** Dataset rows describing interfaces **
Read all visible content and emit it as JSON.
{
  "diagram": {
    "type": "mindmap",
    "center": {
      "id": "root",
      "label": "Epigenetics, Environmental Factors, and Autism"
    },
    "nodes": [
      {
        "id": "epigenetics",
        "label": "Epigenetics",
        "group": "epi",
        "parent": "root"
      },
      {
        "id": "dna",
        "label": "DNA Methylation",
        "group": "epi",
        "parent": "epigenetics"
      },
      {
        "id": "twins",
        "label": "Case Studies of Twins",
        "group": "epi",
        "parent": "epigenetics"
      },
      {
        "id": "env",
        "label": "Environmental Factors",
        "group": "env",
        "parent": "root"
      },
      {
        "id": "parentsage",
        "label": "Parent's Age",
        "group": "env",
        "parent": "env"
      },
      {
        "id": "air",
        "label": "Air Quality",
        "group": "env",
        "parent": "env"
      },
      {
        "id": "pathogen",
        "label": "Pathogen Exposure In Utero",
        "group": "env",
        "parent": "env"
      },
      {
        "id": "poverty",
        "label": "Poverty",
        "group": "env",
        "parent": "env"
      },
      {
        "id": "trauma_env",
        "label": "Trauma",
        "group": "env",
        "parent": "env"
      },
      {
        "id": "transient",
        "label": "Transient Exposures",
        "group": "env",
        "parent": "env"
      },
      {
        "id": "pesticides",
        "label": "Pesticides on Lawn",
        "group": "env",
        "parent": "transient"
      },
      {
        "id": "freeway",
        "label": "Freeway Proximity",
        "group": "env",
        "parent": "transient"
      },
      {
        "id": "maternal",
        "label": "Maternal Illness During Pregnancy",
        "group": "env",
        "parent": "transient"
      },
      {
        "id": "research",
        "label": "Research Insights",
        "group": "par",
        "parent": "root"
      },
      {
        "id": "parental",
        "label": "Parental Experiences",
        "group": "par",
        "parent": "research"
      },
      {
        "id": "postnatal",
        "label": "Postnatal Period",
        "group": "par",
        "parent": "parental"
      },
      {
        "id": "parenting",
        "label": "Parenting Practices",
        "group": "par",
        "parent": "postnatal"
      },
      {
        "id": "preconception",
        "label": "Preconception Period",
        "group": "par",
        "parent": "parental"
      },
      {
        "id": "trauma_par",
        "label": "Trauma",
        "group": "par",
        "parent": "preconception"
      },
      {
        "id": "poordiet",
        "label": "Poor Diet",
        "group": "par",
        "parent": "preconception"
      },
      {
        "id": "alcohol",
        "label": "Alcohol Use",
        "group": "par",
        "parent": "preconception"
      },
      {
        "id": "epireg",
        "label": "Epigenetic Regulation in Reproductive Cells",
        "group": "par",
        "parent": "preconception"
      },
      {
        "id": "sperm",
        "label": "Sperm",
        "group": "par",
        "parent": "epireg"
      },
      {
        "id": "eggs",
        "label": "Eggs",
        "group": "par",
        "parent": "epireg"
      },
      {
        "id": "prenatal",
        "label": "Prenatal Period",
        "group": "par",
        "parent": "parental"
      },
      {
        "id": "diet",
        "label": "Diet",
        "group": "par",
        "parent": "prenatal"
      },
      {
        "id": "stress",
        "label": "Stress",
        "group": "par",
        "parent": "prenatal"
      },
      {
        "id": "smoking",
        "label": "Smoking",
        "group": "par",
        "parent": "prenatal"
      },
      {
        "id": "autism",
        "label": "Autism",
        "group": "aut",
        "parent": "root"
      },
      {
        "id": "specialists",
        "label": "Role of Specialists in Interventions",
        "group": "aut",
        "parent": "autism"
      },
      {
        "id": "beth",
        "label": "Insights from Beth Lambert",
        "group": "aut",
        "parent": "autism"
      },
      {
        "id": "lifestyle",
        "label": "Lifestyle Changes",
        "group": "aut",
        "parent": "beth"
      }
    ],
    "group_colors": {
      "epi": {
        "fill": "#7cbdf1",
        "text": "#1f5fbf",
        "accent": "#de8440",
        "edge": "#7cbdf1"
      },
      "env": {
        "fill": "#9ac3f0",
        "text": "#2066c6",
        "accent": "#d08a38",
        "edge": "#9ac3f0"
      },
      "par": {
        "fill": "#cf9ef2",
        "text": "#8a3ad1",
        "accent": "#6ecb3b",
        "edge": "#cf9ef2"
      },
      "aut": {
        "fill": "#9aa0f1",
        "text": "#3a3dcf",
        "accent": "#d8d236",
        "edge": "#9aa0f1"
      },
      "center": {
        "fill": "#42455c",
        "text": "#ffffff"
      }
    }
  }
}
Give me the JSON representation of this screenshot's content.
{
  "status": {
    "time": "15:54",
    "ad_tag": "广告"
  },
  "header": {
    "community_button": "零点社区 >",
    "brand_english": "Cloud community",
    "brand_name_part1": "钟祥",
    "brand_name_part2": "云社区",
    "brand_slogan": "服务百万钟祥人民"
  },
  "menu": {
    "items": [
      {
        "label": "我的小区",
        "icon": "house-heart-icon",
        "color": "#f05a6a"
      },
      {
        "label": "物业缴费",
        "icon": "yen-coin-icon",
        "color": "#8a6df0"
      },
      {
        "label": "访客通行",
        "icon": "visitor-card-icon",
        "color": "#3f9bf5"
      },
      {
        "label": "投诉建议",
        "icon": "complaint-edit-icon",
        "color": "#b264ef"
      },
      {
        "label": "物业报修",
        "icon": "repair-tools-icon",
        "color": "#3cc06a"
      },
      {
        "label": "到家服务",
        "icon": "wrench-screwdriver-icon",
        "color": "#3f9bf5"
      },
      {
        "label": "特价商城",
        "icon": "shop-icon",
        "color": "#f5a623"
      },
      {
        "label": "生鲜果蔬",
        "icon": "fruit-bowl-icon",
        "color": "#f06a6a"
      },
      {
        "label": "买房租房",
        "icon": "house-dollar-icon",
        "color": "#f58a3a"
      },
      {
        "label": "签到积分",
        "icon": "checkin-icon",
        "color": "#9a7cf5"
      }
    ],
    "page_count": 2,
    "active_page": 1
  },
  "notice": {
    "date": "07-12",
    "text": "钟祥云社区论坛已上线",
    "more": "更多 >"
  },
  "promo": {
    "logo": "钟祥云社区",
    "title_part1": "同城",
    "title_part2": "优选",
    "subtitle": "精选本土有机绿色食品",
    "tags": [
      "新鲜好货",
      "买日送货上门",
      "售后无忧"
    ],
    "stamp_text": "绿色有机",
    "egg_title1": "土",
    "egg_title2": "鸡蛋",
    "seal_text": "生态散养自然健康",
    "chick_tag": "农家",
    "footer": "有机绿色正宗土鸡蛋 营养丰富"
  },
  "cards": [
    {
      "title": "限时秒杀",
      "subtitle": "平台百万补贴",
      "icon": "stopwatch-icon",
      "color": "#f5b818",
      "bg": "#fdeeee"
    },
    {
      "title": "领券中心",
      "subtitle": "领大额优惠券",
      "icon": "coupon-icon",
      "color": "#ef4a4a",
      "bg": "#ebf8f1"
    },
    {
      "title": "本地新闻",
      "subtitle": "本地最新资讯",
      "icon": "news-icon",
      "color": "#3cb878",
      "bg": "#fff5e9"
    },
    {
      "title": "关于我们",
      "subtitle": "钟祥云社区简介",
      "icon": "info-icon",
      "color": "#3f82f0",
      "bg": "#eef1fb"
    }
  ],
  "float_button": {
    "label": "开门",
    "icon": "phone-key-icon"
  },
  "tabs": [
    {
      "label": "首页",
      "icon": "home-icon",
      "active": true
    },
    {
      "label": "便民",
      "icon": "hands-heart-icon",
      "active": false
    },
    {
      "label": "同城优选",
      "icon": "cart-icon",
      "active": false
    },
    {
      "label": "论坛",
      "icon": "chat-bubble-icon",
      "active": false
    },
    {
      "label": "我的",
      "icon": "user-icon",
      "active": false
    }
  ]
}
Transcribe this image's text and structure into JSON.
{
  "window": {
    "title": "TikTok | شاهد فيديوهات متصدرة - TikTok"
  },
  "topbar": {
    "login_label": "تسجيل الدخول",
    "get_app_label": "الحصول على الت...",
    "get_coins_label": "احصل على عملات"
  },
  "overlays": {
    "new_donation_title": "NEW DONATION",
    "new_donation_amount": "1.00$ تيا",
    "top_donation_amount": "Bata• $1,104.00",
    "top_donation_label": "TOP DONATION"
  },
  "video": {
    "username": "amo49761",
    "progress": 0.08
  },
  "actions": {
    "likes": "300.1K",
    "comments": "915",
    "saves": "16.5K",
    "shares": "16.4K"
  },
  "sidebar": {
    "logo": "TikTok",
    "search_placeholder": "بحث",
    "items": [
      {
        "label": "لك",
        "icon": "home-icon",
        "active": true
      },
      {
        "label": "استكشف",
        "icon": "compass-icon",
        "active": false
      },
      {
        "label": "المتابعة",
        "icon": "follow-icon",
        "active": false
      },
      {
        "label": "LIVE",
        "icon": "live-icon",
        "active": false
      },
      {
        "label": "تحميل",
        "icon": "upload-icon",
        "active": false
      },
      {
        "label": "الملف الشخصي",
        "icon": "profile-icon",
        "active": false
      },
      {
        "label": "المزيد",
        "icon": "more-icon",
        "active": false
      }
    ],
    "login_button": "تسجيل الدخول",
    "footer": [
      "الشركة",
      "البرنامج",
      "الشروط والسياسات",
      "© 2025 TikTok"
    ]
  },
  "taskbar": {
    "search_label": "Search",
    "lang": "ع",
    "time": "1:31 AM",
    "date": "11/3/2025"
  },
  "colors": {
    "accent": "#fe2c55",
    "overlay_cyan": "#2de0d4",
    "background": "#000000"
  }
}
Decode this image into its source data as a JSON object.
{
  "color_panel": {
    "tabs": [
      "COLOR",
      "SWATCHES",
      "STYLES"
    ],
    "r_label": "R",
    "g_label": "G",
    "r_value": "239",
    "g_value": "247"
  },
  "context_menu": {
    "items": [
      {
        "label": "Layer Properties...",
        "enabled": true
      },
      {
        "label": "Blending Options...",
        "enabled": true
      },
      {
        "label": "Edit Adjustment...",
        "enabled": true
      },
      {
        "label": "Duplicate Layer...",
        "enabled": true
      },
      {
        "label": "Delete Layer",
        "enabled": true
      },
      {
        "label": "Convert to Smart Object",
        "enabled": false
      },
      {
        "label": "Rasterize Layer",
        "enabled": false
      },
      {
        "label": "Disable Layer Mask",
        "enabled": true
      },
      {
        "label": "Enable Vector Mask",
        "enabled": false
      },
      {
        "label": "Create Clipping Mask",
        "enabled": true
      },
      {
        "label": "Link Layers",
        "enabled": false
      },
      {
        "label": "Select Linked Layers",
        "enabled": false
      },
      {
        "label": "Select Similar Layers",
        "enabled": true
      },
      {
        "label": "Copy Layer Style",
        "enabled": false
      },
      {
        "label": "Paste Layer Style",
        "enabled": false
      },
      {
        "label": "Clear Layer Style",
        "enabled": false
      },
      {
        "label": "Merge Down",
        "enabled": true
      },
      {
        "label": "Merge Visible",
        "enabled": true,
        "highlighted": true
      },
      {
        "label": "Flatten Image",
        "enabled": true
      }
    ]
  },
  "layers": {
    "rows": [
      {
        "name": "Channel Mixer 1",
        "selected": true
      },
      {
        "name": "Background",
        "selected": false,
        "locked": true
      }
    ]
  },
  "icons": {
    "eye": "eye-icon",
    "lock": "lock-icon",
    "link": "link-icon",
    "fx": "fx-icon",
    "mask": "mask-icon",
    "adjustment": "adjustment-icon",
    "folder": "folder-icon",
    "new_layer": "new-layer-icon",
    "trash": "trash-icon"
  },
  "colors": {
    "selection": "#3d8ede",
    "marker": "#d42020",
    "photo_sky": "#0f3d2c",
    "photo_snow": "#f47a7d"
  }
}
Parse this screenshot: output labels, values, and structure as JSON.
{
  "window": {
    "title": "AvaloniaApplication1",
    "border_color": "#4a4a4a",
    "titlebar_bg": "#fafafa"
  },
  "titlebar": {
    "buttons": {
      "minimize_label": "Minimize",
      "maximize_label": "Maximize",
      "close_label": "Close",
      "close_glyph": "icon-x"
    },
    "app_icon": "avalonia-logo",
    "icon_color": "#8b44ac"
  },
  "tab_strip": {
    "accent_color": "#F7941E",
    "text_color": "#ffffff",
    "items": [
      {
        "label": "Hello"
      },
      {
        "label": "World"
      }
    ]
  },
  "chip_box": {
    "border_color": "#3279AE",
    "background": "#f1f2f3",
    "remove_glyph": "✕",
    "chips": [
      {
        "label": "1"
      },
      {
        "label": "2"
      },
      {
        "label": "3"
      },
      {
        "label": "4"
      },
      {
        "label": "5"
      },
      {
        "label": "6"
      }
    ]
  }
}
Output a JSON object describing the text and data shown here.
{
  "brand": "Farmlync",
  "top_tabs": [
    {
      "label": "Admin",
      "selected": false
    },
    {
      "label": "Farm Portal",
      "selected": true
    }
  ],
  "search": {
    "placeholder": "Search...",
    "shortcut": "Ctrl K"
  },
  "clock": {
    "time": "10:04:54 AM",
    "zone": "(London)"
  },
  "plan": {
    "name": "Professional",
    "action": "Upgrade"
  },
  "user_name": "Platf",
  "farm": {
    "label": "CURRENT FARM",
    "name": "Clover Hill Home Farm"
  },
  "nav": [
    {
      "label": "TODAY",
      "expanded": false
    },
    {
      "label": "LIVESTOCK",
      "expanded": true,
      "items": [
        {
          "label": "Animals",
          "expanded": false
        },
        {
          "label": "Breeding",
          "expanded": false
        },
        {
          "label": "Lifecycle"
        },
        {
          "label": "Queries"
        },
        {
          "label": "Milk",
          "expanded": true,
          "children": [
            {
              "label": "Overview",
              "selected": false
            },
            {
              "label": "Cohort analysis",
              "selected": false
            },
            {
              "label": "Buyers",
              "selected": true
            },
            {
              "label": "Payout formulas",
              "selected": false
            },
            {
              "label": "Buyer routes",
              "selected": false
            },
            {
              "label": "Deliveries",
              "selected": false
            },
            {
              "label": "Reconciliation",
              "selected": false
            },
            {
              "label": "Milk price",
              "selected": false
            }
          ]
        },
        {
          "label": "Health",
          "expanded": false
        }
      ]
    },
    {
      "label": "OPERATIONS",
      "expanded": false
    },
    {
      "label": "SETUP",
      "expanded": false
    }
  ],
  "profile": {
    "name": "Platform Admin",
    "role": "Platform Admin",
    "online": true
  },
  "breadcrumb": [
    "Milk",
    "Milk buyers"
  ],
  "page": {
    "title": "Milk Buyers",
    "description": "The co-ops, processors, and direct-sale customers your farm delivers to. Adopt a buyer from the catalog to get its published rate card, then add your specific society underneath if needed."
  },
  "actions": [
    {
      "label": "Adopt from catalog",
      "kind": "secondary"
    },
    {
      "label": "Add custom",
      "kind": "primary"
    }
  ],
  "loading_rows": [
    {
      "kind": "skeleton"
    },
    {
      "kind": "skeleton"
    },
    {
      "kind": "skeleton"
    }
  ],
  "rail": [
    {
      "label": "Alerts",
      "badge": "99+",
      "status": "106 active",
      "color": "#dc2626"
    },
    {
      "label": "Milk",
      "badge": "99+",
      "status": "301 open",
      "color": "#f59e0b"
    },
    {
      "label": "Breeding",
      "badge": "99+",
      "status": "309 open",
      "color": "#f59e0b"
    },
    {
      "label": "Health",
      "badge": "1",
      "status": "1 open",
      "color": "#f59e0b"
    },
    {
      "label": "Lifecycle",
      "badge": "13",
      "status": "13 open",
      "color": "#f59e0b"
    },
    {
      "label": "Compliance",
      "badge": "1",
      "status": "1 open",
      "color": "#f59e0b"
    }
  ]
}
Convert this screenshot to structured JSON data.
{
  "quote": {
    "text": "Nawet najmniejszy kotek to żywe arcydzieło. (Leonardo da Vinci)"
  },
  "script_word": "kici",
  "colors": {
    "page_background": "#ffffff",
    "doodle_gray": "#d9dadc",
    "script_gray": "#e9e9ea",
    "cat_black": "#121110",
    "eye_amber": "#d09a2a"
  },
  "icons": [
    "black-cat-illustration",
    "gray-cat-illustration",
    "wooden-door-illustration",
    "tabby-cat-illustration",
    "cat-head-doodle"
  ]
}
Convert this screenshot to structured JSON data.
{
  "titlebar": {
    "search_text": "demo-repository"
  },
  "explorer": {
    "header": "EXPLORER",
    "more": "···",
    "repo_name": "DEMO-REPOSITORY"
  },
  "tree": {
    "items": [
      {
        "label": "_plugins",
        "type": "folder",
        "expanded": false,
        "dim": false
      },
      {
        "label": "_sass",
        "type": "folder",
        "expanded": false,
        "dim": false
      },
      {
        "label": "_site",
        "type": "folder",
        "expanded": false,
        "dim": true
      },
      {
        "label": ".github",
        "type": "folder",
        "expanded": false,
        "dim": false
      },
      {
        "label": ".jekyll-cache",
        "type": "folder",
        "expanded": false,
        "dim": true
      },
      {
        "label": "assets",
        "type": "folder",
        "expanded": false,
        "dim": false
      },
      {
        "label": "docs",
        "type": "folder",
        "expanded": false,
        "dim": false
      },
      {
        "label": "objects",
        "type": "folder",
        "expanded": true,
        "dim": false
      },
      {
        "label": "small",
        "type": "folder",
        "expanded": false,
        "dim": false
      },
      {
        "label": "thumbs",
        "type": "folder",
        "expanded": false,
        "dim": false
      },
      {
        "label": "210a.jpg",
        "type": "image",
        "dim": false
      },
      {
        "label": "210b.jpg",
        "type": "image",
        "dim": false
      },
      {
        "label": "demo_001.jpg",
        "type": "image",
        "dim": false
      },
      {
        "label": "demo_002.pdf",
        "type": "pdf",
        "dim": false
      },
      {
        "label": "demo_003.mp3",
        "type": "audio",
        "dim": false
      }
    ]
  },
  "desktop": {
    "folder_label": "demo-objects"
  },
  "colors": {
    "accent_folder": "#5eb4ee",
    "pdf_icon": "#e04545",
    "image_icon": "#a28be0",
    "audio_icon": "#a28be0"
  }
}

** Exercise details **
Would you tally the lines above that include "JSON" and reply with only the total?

** Reply to the exercise **
8